[Data section — start]

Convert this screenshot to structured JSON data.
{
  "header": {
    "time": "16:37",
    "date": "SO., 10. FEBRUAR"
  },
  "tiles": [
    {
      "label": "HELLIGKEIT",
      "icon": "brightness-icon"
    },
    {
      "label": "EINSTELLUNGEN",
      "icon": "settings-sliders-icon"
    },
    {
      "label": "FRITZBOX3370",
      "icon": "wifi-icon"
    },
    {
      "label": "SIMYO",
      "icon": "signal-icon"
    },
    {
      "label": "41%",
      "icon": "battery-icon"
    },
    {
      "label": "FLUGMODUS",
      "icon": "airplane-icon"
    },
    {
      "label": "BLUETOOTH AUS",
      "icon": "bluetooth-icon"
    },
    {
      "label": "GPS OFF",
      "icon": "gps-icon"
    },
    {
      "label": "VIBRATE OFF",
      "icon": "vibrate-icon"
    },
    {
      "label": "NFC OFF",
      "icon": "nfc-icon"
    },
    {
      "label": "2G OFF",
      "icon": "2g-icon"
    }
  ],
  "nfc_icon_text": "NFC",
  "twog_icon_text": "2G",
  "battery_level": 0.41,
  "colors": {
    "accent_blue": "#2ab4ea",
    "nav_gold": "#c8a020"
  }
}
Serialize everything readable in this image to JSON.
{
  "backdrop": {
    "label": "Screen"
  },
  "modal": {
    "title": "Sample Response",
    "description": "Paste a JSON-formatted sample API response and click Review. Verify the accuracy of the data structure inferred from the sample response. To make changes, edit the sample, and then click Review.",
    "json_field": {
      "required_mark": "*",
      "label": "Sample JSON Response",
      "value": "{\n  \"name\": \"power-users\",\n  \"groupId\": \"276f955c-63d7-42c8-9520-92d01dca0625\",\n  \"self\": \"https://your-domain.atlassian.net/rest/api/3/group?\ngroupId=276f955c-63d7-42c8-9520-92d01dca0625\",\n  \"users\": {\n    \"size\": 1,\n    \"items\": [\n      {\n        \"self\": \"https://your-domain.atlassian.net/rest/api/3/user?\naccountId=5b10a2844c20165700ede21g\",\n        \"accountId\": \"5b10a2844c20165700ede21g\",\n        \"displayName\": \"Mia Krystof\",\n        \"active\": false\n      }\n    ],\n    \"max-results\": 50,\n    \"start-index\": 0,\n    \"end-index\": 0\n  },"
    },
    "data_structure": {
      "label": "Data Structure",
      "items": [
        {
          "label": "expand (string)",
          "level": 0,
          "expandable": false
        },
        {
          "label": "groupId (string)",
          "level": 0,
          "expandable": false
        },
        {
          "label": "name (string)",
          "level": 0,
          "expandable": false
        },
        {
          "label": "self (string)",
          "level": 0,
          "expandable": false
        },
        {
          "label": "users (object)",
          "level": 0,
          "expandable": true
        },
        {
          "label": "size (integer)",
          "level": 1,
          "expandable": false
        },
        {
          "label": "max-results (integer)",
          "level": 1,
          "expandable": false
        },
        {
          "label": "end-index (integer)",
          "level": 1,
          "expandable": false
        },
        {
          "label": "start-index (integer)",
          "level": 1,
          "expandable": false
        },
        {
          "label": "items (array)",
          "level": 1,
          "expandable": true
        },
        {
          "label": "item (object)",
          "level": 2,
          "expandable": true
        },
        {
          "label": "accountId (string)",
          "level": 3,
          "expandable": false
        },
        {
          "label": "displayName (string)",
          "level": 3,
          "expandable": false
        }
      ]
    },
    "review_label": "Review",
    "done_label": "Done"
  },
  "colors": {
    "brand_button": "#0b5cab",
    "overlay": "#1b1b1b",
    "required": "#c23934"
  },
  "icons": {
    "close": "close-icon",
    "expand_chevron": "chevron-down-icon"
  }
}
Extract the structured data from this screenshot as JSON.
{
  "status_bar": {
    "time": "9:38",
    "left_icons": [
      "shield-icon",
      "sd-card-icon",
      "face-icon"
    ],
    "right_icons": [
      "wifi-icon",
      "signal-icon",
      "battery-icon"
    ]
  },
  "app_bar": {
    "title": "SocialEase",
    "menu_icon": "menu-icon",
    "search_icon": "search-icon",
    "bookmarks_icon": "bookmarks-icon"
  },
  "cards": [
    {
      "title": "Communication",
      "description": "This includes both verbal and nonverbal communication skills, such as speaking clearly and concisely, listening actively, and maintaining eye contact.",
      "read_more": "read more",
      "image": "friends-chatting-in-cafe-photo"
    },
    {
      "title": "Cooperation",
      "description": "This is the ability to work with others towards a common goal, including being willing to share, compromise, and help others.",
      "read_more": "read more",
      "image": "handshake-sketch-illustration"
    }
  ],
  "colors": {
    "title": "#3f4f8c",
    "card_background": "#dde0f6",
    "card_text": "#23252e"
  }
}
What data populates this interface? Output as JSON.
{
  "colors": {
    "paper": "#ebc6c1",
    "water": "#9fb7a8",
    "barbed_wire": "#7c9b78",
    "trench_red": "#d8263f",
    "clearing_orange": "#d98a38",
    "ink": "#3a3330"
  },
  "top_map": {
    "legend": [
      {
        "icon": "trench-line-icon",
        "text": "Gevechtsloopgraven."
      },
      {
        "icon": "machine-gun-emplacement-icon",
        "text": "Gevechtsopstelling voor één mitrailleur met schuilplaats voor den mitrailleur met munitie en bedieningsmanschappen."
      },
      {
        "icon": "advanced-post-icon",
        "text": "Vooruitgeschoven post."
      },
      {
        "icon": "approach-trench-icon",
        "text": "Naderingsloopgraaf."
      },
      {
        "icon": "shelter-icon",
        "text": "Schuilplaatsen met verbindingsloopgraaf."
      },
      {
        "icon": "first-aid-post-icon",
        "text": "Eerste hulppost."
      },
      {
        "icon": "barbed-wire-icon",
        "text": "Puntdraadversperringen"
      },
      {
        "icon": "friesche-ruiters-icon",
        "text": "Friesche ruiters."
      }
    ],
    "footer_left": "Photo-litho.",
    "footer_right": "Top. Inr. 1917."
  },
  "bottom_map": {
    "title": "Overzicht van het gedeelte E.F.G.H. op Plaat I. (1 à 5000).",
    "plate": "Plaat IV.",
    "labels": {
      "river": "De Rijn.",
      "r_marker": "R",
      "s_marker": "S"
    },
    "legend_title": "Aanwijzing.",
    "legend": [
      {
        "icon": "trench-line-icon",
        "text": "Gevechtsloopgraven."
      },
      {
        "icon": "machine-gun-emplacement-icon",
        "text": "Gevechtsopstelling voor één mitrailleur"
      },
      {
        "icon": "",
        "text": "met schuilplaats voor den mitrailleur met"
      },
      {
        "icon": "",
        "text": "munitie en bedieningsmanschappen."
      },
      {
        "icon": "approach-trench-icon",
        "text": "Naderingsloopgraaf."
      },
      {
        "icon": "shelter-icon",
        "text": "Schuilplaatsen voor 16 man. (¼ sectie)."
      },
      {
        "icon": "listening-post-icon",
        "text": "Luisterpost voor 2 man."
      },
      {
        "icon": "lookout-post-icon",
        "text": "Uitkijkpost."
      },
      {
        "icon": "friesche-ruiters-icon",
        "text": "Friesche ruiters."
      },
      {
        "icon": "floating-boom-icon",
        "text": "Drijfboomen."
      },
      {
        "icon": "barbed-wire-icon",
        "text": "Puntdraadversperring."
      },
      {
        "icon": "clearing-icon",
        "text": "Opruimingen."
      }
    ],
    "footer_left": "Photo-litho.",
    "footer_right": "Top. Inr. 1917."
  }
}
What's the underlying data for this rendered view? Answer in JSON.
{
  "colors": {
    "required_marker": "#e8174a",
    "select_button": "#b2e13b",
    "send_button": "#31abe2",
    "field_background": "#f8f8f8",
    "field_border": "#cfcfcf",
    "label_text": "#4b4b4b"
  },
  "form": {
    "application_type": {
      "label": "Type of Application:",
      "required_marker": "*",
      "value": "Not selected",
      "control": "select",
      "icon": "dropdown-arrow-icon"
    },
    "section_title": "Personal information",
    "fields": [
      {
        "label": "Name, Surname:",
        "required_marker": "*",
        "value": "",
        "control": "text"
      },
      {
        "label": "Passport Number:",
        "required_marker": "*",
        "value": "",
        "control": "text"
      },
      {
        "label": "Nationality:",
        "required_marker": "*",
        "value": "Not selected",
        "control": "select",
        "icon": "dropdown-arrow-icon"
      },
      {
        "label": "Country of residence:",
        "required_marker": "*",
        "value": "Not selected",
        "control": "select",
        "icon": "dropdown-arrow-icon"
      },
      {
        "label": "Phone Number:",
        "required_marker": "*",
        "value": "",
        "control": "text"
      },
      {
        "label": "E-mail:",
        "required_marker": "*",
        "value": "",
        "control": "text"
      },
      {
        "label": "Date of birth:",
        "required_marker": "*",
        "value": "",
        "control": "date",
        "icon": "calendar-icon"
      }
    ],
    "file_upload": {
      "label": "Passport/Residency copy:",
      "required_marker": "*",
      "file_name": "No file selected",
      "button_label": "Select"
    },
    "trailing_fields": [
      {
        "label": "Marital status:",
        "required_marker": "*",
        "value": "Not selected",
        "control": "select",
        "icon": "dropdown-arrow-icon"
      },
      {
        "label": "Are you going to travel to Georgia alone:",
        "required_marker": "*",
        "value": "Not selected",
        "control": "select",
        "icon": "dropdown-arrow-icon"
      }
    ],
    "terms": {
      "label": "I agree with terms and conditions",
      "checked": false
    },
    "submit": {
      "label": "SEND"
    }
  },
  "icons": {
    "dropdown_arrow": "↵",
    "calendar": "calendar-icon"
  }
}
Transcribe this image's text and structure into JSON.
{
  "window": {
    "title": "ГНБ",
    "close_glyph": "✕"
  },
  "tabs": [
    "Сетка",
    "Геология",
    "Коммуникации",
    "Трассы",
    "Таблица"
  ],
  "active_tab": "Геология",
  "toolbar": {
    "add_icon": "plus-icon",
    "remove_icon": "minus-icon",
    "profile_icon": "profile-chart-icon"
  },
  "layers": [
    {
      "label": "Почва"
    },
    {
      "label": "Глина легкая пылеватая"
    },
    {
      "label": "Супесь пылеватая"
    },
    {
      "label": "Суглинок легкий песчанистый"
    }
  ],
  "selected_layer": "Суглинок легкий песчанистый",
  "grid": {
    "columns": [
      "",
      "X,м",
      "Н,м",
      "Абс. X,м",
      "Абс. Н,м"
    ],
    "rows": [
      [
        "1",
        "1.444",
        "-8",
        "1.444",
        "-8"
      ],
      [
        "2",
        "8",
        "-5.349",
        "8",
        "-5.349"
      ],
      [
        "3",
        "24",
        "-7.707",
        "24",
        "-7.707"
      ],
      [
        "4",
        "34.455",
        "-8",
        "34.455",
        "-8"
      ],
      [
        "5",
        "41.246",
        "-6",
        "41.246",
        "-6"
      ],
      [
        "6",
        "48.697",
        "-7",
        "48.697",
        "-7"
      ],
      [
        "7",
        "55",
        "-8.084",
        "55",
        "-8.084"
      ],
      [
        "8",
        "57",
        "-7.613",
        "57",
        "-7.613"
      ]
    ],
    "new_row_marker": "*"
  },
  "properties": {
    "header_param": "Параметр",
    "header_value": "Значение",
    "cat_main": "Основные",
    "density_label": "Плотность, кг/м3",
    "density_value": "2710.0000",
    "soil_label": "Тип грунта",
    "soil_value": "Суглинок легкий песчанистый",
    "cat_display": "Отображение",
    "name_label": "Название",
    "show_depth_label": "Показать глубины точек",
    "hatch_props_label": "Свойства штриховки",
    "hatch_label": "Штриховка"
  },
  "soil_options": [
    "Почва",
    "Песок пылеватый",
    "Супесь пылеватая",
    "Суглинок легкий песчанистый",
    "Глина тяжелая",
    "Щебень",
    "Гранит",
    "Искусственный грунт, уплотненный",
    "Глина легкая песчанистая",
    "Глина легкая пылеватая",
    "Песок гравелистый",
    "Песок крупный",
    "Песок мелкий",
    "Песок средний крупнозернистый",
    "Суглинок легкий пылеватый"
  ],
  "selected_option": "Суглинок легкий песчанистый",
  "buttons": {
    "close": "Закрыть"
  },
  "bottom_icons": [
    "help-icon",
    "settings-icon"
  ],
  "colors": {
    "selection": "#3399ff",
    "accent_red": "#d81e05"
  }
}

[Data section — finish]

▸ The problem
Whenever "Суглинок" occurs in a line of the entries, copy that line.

▸ Answer to this exercise
      "label": "Суглинок легкий песчанистый"
  "selected_layer": "Суглинок легкий песчанистый",
    "soil_value": "Суглинок легкий песчанистый",
    "Суглинок легкий песчанистый",
    "Суглинок легкий пылеватый"
  "selected_option": "Суглинок легкий песчанистый",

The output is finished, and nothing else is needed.